[Data about app and page elements]
····················

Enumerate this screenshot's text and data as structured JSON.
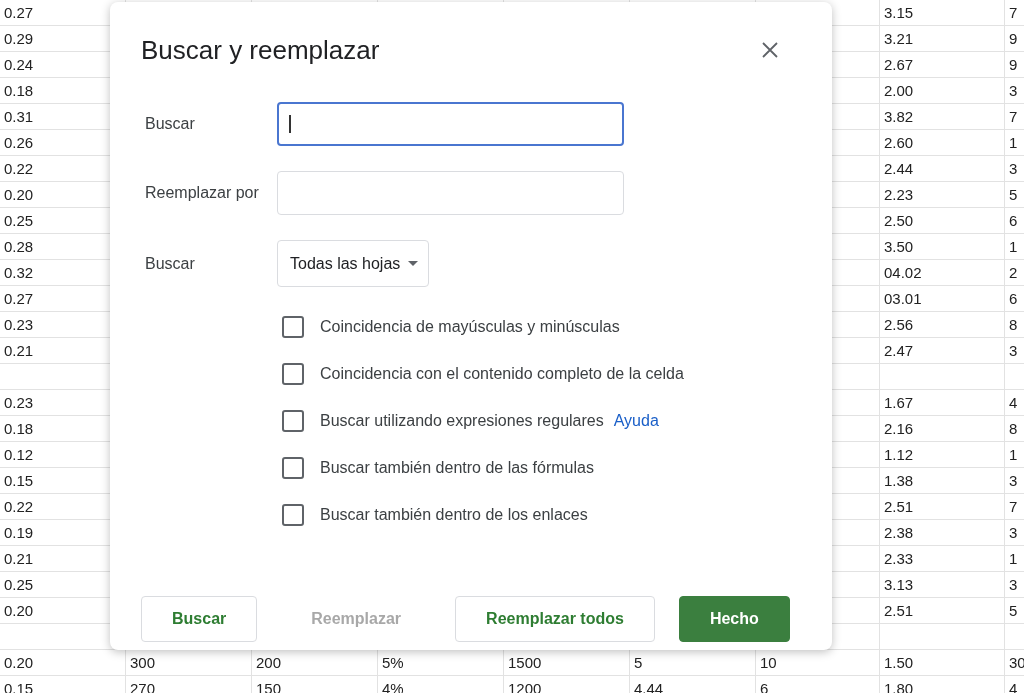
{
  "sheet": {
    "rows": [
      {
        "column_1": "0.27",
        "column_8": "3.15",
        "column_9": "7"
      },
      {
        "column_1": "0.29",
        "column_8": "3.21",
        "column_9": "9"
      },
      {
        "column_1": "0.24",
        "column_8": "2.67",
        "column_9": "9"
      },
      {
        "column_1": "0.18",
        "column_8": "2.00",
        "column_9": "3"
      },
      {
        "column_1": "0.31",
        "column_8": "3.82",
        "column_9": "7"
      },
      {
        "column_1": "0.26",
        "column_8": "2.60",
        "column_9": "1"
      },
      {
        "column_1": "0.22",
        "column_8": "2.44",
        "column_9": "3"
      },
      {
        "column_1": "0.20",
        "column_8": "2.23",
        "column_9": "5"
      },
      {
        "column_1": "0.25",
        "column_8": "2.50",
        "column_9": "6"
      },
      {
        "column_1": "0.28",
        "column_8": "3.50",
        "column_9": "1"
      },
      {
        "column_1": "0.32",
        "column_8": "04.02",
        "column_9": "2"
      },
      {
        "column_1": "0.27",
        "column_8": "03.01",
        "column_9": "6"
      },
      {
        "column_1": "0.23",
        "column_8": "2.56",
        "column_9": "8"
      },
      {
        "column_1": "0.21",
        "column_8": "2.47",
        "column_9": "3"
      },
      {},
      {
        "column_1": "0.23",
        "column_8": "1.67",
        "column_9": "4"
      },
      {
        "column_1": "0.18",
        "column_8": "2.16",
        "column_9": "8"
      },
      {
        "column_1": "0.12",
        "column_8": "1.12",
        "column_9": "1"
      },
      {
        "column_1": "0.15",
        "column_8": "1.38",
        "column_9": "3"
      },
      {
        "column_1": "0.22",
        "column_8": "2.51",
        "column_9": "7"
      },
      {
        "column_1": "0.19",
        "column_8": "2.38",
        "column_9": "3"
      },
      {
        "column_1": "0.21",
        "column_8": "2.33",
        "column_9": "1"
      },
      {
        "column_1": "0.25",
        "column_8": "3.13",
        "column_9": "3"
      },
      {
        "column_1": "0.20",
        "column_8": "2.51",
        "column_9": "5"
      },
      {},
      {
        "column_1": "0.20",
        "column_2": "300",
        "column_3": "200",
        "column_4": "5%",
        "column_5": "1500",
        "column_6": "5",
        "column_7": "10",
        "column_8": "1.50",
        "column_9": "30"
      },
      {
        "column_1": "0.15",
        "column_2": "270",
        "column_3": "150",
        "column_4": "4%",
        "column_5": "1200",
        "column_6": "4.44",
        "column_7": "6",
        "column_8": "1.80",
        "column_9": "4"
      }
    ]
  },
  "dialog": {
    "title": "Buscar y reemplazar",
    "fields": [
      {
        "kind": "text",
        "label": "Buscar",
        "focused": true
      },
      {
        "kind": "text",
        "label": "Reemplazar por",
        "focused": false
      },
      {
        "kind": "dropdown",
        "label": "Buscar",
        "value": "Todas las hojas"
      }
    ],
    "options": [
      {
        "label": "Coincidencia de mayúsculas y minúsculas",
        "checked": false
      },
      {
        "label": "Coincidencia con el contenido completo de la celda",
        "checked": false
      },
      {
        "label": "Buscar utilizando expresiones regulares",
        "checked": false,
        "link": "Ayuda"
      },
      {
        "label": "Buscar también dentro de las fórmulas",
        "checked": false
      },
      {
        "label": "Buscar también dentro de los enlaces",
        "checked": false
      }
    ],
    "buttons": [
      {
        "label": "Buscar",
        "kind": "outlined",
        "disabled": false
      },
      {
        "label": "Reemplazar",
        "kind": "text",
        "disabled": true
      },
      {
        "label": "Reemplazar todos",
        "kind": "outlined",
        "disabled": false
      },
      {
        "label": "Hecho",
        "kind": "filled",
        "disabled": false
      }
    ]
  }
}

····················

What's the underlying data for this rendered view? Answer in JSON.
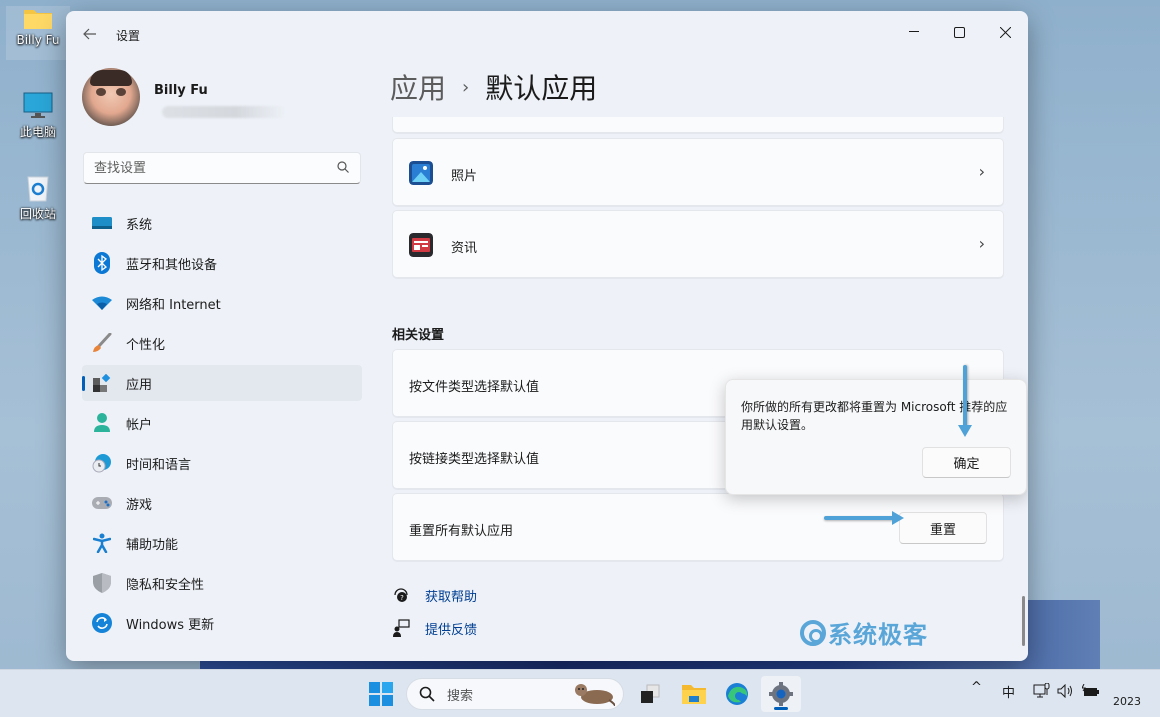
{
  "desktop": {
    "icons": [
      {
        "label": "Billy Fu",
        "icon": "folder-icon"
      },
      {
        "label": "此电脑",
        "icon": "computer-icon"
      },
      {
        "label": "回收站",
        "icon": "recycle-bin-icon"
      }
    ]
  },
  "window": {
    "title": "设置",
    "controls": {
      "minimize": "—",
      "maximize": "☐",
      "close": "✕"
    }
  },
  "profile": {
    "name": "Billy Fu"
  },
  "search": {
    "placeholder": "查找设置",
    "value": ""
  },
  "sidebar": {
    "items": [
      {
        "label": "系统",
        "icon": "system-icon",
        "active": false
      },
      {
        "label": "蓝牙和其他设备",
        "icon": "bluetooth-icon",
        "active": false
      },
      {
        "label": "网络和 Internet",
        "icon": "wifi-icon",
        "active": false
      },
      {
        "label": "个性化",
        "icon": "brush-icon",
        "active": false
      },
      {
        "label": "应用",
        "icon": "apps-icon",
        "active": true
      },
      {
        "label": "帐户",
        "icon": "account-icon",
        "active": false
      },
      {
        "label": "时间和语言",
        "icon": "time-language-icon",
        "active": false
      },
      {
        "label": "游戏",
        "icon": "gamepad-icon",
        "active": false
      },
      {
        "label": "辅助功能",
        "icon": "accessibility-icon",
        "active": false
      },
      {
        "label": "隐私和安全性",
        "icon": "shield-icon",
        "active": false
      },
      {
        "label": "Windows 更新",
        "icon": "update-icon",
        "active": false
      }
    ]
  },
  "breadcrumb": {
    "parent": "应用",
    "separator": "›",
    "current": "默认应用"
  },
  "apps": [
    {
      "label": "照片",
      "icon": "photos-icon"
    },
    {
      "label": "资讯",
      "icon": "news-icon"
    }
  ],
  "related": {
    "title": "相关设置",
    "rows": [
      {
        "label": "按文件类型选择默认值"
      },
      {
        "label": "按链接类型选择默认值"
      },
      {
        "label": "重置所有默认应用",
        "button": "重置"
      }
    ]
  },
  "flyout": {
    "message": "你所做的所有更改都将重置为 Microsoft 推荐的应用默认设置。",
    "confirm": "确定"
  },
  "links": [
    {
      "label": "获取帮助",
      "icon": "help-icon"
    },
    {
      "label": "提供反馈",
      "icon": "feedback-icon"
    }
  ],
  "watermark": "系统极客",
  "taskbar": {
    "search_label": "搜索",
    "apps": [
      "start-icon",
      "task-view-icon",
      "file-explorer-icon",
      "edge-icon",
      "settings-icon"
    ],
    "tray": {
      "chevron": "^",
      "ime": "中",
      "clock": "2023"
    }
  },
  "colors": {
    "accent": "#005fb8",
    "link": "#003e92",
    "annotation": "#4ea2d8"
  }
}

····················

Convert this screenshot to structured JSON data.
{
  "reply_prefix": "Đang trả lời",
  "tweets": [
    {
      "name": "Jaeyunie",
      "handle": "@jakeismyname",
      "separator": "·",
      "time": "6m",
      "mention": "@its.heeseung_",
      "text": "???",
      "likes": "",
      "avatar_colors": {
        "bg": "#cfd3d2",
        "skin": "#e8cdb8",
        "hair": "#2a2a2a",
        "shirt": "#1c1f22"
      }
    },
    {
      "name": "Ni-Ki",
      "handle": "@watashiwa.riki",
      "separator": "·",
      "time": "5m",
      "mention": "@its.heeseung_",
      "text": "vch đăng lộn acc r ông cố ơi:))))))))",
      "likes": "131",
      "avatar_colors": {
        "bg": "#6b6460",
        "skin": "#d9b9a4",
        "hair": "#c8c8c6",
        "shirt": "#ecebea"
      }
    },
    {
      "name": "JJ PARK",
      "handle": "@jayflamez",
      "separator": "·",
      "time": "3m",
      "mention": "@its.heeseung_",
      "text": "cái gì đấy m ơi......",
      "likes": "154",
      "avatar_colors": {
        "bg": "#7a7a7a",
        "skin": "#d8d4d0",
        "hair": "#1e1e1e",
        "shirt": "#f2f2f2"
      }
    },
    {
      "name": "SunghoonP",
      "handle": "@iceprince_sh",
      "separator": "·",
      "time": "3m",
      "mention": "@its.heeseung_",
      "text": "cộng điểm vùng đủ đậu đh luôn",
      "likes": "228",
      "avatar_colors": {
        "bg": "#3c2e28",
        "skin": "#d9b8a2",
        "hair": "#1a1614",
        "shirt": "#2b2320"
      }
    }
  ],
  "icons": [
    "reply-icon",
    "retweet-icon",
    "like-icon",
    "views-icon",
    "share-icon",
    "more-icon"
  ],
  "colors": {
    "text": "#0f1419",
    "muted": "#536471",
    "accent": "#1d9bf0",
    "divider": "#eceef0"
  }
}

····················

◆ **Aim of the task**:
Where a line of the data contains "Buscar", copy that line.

◆ **Task answer**:
    "title": "Buscar y reemplazar",
        "label": "Buscar",
        "label": "Buscar",
        "label": "Buscar utilizando expresiones regulares",
        "label": "Buscar también dentro de las fórmulas",
        "label": "Buscar también dentro de los enlaces",
        "label": "Buscar",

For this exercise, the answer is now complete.